— Material for this task —
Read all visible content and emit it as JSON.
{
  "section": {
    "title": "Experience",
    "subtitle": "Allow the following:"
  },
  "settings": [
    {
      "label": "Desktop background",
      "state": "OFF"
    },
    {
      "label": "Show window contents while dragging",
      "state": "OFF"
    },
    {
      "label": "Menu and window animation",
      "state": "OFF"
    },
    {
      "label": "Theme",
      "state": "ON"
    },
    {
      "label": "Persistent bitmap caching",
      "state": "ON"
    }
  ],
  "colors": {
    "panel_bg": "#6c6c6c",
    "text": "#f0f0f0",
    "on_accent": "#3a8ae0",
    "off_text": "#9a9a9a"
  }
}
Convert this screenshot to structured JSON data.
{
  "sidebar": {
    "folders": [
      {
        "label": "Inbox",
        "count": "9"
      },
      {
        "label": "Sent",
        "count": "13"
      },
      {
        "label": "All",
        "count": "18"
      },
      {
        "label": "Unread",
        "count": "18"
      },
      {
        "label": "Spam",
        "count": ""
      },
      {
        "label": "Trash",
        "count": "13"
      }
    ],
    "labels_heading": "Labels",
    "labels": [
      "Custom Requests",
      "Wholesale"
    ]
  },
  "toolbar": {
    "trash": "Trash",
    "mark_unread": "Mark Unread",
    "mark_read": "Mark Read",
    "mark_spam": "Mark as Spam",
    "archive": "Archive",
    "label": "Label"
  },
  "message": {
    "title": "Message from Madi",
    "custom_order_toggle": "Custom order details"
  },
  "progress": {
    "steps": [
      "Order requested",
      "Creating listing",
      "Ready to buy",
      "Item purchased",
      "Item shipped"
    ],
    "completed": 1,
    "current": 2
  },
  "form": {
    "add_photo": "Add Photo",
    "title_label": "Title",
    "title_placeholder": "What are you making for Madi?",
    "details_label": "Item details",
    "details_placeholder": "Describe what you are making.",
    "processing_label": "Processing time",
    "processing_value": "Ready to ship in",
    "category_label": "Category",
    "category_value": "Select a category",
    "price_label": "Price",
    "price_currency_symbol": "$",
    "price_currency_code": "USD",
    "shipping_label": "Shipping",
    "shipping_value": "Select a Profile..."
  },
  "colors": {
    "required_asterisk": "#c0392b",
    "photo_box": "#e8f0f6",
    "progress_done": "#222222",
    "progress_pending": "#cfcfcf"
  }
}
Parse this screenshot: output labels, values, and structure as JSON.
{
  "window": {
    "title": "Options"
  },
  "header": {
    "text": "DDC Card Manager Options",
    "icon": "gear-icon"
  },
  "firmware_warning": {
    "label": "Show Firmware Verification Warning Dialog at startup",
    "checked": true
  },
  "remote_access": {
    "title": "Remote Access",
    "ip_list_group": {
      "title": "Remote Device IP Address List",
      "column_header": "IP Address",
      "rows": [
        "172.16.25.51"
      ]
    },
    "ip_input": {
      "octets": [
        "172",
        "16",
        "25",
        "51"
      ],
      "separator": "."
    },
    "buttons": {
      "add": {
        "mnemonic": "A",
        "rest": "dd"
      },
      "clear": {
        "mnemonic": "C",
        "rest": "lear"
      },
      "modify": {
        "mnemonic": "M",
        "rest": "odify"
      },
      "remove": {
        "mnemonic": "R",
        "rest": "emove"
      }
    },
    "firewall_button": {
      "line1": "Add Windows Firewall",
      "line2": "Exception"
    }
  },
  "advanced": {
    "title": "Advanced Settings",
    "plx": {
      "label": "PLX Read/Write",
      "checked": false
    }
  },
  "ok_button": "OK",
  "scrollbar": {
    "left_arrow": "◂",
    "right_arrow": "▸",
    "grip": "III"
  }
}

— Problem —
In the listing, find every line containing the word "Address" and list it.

— Task answer —
      "title": "Remote Device IP Address List",
      "column_header": "IP Address",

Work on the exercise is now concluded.